The prophet Micah called his people to consider how far their hearts had drifted from the pattern of Sinai. He gave them a warning to learn the lesson their Jewish neighbors had not learned that resulted in their exile. He gave his people a sorely needed wake up call, and yet he also gave them a threefold model to follow in calling the people to just actions, hearts desiring mercy, and living humble lives before an audience of One. This model was a 180 degree transformation from the popular pattern of stone cold ruthlessness and oppression that characterized the people of God at that time. Unfortunately the words of God’s prophets are listened to far too late, yet they are preserved in Scripture in part to acknowledge that the Lord was in fact speaking: that God was pleading with the people to repent and be restored to lives of love and justice.
In Micah 7 we see Micah call the people into a kind of reorientation to God. He does this first by lamenting his way through the unjust circumstances he sees at play around him… and he does this with an eye toward hope. In the middle of chapter seven Micah describes a people who will rise from the ashes of their exile–despite being trampled under the feet of their enemies. Lastly he closes his prophetic word with both prayer and praise to God, tempering his harsh message with a reminder of who God is and the compassionate heart of God that will one day bring about deep healing and restoration.
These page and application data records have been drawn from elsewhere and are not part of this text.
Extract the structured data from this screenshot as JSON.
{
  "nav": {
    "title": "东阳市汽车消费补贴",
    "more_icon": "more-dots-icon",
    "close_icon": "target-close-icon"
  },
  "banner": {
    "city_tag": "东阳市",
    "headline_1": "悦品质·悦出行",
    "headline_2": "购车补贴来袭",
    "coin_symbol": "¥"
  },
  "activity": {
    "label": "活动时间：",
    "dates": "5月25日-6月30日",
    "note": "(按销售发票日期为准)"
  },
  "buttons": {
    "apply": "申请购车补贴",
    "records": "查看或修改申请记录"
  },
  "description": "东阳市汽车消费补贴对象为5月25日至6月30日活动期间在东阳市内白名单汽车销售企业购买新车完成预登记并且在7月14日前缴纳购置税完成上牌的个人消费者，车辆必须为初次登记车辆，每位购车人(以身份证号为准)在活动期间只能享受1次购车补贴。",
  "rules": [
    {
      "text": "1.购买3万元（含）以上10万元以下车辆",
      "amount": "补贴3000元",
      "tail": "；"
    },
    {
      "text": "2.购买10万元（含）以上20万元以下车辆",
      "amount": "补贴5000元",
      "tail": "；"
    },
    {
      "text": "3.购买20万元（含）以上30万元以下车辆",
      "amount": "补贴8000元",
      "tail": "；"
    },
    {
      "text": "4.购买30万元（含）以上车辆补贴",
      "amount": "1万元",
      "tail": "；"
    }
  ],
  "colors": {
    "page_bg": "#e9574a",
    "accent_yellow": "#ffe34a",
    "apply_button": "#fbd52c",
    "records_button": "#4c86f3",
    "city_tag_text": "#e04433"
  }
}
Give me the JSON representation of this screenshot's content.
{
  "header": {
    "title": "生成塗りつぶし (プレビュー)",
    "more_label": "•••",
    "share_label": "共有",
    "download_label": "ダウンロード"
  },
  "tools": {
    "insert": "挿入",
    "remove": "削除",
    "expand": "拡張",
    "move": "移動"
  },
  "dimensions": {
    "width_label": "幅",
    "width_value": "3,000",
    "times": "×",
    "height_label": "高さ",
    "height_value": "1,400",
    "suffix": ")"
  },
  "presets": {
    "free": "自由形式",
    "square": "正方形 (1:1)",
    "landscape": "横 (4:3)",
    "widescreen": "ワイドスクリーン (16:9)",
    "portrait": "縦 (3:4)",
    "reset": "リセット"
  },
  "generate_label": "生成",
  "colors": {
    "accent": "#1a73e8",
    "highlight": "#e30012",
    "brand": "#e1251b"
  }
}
In short Micah points to a time beyond the present darkness, a time when the people of God once again live fully into their covenant as they did before. In the book of Judges God’s actions describe a cycle of God raising up a leader who will turn back the people toward God. Micah it seems struggled mightily to bring this about in his prophetic calling, but I see his closing picture of hope as one that points to Jesus as a Judges-style Redeemer who will come and renew the covenant between God and His people. It was Jesus who would come to “pardon sin and forgive the transgression of the remnant of [God’s] inheritance.”
- Read Micah 7 paying special attention to the themes of reorientation, hope, and praise to God.
- Friday Fool’s Challenge:
Prayerfully reflect on times in your life you have been hurt, abused or ignored. Ignatian spirituality often uses the language of “consolation and desolation” to describe the times through later reflection we notice we felt closest and farthest from God. Acknowledge a recent or significant time of desolation and the steps of the emotional journey of once again to finding your life re orientated to the character and nature of God, and His covenant that offers a path to restoration.
- Use colored pencils or other vibrantly colored art supplies to manually draw or sculpt whatever comes to mind as a touchstone on this journey. As an example from my life, one of my daughters was born with serious complications that resulted in me flying with her in a life-flight helicopter where we spent 8 days in the NICU. Later, I used colorful clay to make a model helicopter to commemorate the experience and the raw emotions and alienation I experienced. Whatever “monument” you create, and whatever your artistic level is, do not worry about perfection. Reflect on the consolation and desolation of your experience and on where–looking back–you can see how God was at work, and if you can, bring a sense of godly play to the task as you engage with this experience of re-orientation to God.